Gatland halts the chats ahead of Test
Gatland has traded barbs with New Zealand counterpart Steve Hansen in recent weeks but said he wanted to look at the positive aspects of the tour ahead of Saturday's clash at Eden Park.
"Lions tours are special and the hospitality that we've had from the New Zealand public has been absolutely brilliant. We've loved being here," he said.
"Let's just hope we can have a great series and everyone can enjoy the rugby and let's let the rugby do the talking."
Hansen has accused Gatland of having only one style of play, claimed inside knowledge of the Lions reinforcements and warned New Zealand's thumping 78-0 over Samoa last week was "just the start".
After initially biting his tongue, Gatland said Hansen's comments showed he was worried about the Lions and also accused New Zealand players of illegal blocking tactics.
The Kiwi-born coach complained too that he had been "hammered" by a personal campaign against him in the local media.

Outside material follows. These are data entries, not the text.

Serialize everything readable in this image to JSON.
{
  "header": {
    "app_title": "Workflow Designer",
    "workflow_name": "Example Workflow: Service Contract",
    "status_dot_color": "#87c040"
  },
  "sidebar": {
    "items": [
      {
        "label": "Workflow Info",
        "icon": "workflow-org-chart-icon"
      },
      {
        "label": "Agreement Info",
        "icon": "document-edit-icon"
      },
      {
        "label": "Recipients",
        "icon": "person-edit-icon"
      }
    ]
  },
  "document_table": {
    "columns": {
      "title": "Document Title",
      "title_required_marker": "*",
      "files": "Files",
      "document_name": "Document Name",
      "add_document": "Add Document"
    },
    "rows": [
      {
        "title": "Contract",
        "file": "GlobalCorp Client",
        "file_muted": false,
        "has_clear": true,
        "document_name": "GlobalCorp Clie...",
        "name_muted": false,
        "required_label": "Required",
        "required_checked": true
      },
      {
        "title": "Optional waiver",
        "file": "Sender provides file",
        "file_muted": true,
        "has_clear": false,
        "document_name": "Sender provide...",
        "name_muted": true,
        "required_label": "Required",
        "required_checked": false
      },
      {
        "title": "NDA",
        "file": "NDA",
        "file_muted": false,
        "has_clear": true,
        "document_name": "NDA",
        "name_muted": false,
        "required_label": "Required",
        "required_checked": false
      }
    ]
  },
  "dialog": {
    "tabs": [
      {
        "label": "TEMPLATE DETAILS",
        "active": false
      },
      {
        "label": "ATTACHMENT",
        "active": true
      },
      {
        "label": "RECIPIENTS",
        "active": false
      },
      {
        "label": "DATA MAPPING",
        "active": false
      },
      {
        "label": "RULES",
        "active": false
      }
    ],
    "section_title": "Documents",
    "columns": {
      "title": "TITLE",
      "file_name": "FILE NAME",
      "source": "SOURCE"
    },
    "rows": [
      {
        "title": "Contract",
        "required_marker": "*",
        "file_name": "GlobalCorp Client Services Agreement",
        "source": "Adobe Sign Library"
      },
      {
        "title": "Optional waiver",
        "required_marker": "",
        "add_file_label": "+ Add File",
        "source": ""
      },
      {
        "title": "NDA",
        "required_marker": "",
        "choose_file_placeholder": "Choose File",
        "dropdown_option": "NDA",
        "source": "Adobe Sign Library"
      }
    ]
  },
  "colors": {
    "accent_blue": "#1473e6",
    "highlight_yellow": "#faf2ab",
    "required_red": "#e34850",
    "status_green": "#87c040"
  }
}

But he was in a conciliatory mood after the Lions shone in a 34-6 win over Chiefs, saying the tourists had tried to avoid venting their frustrations about issues such as obstruction.
"We haven't come out and bitched and moaned about everything," he said.
"The referees came back to me and said [Waisake] Naholo's try for the Highlanders shouldn't have been awarded because it was blocking.
"We haven't complained about that stuff… the referees have identified some of that and hopefully it gets stamped out of the game,"
Gatland conceded the Lions' Test selectors had a difficult task after the mid-week team of second stringers thrashed the Chiefs.
Wing Jack Nowell crossed twice, while his England teammates Elliot Daly and Courtney Lawes also staked their claim to take on New Zealand with stand-out performances.
"Some guys put their hands up," Gatland said. "We're pretty happy with where we're at at the moment.
"The selection meeting will be with all the coaches… I'm sure there will be some lively debate and discussion."
Gatland still has pieces of his Test jigsaw missing, with the back three, lock and back row likely to be the biggest areas of discussion.
He said the Lions' fluidity in attack against the Chiefs showed the composite team of players from England, Ireland, Wales and Scotland was beginning to gel.
But he said they would have to step up against Hansen's back-to-back World Cup-winners at Eden Park, a venue where the All Blacks have not been beaten for 23 years.
"From a defensive point of view we're getting stronger and stronger against the best attacking teams in world rugby," Gatland said.
"We score multiple tries week-in, week-out and we're strangling them a little bit in the way that we're defending too.
"On Saturday, we're up against the best team in the world in their own backyard, a place they haven't been beaten at since 1994, so we have to take things up a level."